◆ **Your instructions**: Each line of the material below should be retyped precisely as it appears.

..........

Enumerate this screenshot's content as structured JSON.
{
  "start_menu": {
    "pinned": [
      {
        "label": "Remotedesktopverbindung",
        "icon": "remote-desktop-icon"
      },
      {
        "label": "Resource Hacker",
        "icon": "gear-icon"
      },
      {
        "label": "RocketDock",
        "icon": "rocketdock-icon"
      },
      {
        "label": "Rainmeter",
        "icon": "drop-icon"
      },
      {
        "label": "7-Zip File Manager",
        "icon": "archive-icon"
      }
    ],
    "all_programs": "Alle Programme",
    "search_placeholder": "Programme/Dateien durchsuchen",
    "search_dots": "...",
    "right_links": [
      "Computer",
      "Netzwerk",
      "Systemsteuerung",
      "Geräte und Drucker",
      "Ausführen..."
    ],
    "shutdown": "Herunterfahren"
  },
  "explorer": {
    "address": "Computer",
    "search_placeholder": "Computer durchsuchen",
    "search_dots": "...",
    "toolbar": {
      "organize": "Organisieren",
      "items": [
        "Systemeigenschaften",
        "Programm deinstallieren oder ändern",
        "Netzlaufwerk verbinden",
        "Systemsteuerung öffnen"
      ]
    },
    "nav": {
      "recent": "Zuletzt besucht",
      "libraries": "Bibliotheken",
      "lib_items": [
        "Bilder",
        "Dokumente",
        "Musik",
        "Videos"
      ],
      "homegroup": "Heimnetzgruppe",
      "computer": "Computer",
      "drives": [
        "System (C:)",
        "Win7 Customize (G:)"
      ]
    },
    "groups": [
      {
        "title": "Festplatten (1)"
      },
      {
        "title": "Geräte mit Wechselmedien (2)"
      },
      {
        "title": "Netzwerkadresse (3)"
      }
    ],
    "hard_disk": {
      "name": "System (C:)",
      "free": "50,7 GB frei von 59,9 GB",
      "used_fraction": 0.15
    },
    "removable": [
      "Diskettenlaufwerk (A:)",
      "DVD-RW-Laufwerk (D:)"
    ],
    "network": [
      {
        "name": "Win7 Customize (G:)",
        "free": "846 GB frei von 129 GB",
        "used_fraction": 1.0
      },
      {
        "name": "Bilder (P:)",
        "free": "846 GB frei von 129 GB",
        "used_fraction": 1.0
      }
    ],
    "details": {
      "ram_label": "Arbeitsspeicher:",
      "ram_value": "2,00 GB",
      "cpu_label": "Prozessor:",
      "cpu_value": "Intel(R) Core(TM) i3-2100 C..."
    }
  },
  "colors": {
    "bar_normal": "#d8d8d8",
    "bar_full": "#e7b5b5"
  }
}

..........

◆ **Result for this exercise**:
Enumerate this screenshot's content as structured JSON.
{
  "start_menu": {
    "pinned": [
      {
        "label": "Remotedesktopverbindung",
        "icon": "remote-desktop-icon"
      },
      {
        "label": "Resource Hacker",
        "icon": "gear-icon"
      },
      {
        "label": "RocketDock",
        "icon": "rocketdock-icon"
      },
      {
        "label": "Rainmeter",
        "icon": "drop-icon"
      },
      {
        "label": "7-Zip File Manager",
        "icon": "archive-icon"
      }
    ],
    "all_programs": "Alle Programme",
    "search_placeholder": "Programme/Dateien durchsuchen",
    "search_dots": "...",
    "right_links": [
      "Computer",
      "Netzwerk",
      "Systemsteuerung",
      "Geräte und Drucker",
      "Ausführen..."
    ],
    "shutdown": "Herunterfahren"
  },
  "explorer": {
    "address": "Computer",
    "search_placeholder": "Computer durchsuchen",
    "search_dots": "...",
    "toolbar": {
      "organize": "Organisieren",
      "items": [
        "Systemeigenschaften",
        "Programm deinstallieren oder ändern",
        "Netzlaufwerk verbinden",
        "Systemsteuerung öffnen"
      ]
    },
    "nav": {
      "recent": "Zuletzt besucht",
      "libraries": "Bibliotheken",
      "lib_items": [
        "Bilder",
        "Dokumente",
        "Musik",
        "Videos"
      ],
      "homegroup": "Heimnetzgruppe",
      "computer": "Computer",
      "drives": [
        "System (C:)",
        "Win7 Customize (G:)"
      ]
    },
    "groups": [
      {
        "title": "Festplatten (1)"
      },
      {
        "title": "Geräte mit Wechselmedien (2)"
      },
      {
        "title": "Netzwerkadresse (3)"
      }
    ],
    "hard_disk": {
      "name": "System (C:)",
      "free": "50,7 GB frei von 59,9 GB",
      "used_fraction": 0.15
    },
    "removable": [
      "Diskettenlaufwerk (A:)",
      "DVD-RW-Laufwerk (D:)"
    ],
    "network": [
      {
        "name": "Win7 Customize (G:)",
        "free": "846 GB frei von 129 GB",
        "used_fraction": 1.0
      },
      {
        "name": "Bilder (P:)",
        "free": "846 GB frei von 129 GB",
        "used_fraction": 1.0
      }
    ],
    "details": {
      "ram_label": "Arbeitsspeicher:",
      "ram_value": "2,00 GB",
      "cpu_label": "Prozessor:",
      "cpu_value": "Intel(R) Core(TM) i3-2100 C..."
    }
  },
  "colors": {
    "bar_normal": "#d8d8d8",
    "bar_full": "#e7b5b5"
  }
}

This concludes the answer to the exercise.